--- START ---
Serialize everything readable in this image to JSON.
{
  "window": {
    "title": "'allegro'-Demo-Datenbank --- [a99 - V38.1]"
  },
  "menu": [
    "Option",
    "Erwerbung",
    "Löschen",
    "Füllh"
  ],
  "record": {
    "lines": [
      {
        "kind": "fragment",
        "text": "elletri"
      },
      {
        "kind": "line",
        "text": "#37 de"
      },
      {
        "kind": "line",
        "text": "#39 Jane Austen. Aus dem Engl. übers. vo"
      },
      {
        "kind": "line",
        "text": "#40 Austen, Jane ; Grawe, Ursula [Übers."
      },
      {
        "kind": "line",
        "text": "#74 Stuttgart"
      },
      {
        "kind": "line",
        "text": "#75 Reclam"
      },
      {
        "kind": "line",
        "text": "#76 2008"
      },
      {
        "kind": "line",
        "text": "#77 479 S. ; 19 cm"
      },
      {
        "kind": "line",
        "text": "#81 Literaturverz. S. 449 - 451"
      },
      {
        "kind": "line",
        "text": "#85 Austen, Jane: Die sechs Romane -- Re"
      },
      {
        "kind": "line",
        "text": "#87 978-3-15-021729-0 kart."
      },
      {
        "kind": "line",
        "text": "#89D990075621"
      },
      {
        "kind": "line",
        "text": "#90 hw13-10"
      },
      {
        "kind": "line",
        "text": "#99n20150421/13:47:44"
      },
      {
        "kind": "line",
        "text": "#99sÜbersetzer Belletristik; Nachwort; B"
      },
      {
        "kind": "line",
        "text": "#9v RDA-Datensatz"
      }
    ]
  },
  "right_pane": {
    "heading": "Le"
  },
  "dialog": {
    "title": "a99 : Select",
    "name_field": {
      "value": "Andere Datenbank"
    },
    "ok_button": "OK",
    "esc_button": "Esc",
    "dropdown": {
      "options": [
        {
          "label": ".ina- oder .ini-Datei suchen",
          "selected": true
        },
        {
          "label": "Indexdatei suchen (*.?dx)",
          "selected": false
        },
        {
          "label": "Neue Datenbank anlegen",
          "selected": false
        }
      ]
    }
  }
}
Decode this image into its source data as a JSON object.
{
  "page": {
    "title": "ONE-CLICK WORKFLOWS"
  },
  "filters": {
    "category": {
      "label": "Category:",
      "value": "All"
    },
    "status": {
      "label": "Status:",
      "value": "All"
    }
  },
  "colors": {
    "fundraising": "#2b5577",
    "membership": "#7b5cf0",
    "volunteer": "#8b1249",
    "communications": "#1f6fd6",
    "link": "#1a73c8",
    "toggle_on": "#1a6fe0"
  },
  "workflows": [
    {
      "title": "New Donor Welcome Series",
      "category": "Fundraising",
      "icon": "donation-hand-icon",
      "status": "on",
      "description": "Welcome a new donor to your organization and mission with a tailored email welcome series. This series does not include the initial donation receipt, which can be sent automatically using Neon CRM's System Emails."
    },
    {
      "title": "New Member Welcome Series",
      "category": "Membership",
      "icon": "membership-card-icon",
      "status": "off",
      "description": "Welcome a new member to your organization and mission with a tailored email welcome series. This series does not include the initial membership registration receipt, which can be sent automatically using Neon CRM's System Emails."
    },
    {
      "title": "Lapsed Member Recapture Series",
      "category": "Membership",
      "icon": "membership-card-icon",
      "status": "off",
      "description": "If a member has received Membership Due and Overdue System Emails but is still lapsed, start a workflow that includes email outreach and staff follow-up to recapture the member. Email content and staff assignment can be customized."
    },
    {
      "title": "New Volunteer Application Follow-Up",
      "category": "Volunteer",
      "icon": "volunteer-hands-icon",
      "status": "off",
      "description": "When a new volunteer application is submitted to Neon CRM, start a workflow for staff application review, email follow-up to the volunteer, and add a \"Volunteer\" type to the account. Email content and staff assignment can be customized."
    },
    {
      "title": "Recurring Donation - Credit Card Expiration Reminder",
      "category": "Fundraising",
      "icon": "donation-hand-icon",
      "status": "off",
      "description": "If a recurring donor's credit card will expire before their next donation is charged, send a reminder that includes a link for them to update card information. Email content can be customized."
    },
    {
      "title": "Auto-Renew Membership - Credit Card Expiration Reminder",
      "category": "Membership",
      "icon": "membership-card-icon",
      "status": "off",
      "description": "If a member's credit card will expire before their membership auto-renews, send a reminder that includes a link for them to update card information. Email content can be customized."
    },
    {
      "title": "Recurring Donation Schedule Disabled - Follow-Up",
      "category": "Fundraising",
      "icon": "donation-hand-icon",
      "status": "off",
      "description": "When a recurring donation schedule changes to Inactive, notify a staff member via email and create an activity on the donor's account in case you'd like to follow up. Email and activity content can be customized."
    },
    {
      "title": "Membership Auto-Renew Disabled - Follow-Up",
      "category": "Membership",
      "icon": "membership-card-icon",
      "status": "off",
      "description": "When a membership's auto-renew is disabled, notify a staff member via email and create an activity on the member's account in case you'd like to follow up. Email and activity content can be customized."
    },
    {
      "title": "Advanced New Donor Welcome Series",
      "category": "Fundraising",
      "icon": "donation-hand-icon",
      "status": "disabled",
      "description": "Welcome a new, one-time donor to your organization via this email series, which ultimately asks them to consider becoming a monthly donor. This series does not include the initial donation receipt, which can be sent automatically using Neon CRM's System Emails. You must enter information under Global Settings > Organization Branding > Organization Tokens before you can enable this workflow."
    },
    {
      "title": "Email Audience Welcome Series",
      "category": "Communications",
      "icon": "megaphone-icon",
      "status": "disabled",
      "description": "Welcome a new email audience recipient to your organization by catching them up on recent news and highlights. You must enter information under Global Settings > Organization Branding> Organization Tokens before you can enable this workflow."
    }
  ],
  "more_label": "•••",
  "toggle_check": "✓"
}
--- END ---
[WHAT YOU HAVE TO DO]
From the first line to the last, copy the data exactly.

[SOLUTION TO THE EXERCISE]
Serialize everything readable in this image to JSON.
{
  "window": {
    "title": "'allegro'-Demo-Datenbank --- [a99 - V38.1]"
  },
  "menu": [
    "Option",
    "Erwerbung",
    "Löschen",
    "Füllh"
  ],
  "record": {
    "lines": [
      {
        "kind": "fragment",
        "text": "elletri"
      },
      {
        "kind": "line",
        "text": "#37 de"
      },
      {
        "kind": "line",
        "text": "#39 Jane Austen. Aus dem Engl. übers. vo"
      },
      {
        "kind": "line",
        "text": "#40 Austen, Jane ; Grawe, Ursula [Übers."
      },
      {
        "kind": "line",
        "text": "#74 Stuttgart"
      },
      {
        "kind": "line",
        "text": "#75 Reclam"
      },
      {
        "kind": "line",
        "text": "#76 2008"
      },
      {
        "kind": "line",
        "text": "#77 479 S. ; 19 cm"
      },
      {
        "kind": "line",
        "text": "#81 Literaturverz. S. 449 - 451"
      },
      {
        "kind": "line",
        "text": "#85 Austen, Jane: Die sechs Romane -- Re"
      },
      {
        "kind": "line",
        "text": "#87 978-3-15-021729-0 kart."
      },
      {
        "kind": "line",
        "text": "#89D990075621"
      },
      {
        "kind": "line",
        "text": "#90 hw13-10"
      },
      {
        "kind": "line",
        "text": "#99n20150421/13:47:44"
      },
      {
        "kind": "line",
        "text": "#99sÜbersetzer Belletristik; Nachwort; B"
      },
      {
        "kind": "line",
        "text": "#9v RDA-Datensatz"
      }
    ]
  },
  "right_pane": {
    "heading": "Le"
  },
  "dialog": {
    "title": "a99 : Select",
    "name_field": {
      "value": "Andere Datenbank"
    },
    "ok_button": "OK",
    "esc_button": "Esc",
    "dropdown": {
      "options": [
        {
          "label": ".ina- oder .ini-Datei suchen",
          "selected": true
        },
        {
          "label": "Indexdatei suchen (*.?dx)",
          "selected": false
        },
        {
          "label": "Neue Datenbank anlegen",
          "selected": false
        }
      ]
    }
  }
}
Decode this image into its source data as a JSON object.
{
  "page": {
    "title": "ONE-CLICK WORKFLOWS"
  },
  "filters": {
    "category": {
      "label": "Category:",
      "value": "All"
    },
    "status": {
      "label": "Status:",
      "value": "All"
    }
  },
  "colors": {
    "fundraising": "#2b5577",
    "membership": "#7b5cf0",
    "volunteer": "#8b1249",
    "communications": "#1f6fd6",
    "link": "#1a73c8",
    "toggle_on": "#1a6fe0"
  },
  "workflows": [
    {
      "title": "New Donor Welcome Series",
      "category": "Fundraising",
      "icon": "donation-hand-icon",
      "status": "on",
      "description": "Welcome a new donor to your organization and mission with a tailored email welcome series. This series does not include the initial donation receipt, which can be sent automatically using Neon CRM's System Emails."
    },
    {
      "title": "New Member Welcome Series",
      "category": "Membership",
      "icon": "membership-card-icon",
      "status": "off",
      "description": "Welcome a new member to your organization and mission with a tailored email welcome series. This series does not include the initial membership registration receipt, which can be sent automatically using Neon CRM's System Emails."
    },
    {
      "title": "Lapsed Member Recapture Series",
      "category": "Membership",
      "icon": "membership-card-icon",
      "status": "off",
      "description": "If a member has received Membership Due and Overdue System Emails but is still lapsed, start a workflow that includes email outreach and staff follow-up to recapture the member. Email content and staff assignment can be customized."
    },
    {
      "title": "New Volunteer Application Follow-Up",
      "category": "Volunteer",
      "icon": "volunteer-hands-icon",
      "status": "off",
      "description": "When a new volunteer application is submitted to Neon CRM, start a workflow for staff application review, email follow-up to the volunteer, and add a \"Volunteer\" type to the account. Email content and staff assignment can be customized."
    },
    {
      "title": "Recurring Donation - Credit Card Expiration Reminder",
      "category": "Fundraising",
      "icon": "donation-hand-icon",
      "status": "off",
      "description": "If a recurring donor's credit card will expire before their next donation is charged, send a reminder that includes a link for them to update card information. Email content can be customized."
    },
    {
      "title": "Auto-Renew Membership - Credit Card Expiration Reminder",
      "category": "Membership",
      "icon": "membership-card-icon",
      "status": "off",
      "description": "If a member's credit card will expire before their membership auto-renews, send a reminder that includes a link for them to update card information. Email content can be customized."
    },
    {
      "title": "Recurring Donation Schedule Disabled - Follow-Up",
      "category": "Fundraising",
      "icon": "donation-hand-icon",
      "status": "off",
      "description": "When a recurring donation schedule changes to Inactive, notify a staff member via email and create an activity on the donor's account in case you'd like to follow up. Email and activity content can be customized."
    },
    {
      "title": "Membership Auto-Renew Disabled - Follow-Up",
      "category": "Membership",
      "icon": "membership-card-icon",
      "status": "off",
      "description": "When a membership's auto-renew is disabled, notify a staff member via email and create an activity on the member's account in case you'd like to follow up. Email and activity content can be customized."
    },
    {
      "title": "Advanced New Donor Welcome Series",
      "category": "Fundraising",
      "icon": "donation-hand-icon",
      "status": "disabled",
      "description": "Welcome a new, one-time donor to your organization via this email series, which ultimately asks them to consider becoming a monthly donor. This series does not include the initial donation receipt, which can be sent automatically using Neon CRM's System Emails. You must enter information under Global Settings > Organization Branding > Organization Tokens before you can enable this workflow."
    },
    {
      "title": "Email Audience Welcome Series",
      "category": "Communications",
      "icon": "megaphone-icon",
      "status": "disabled",
      "description": "Welcome a new email audience recipient to your organization by catching them up on recent news and highlights. You must enter information under Global Settings > Organization Branding> Organization Tokens before you can enable this workflow."
    }
  ],
  "more_label": "•••",
  "toggle_check": "✓"
}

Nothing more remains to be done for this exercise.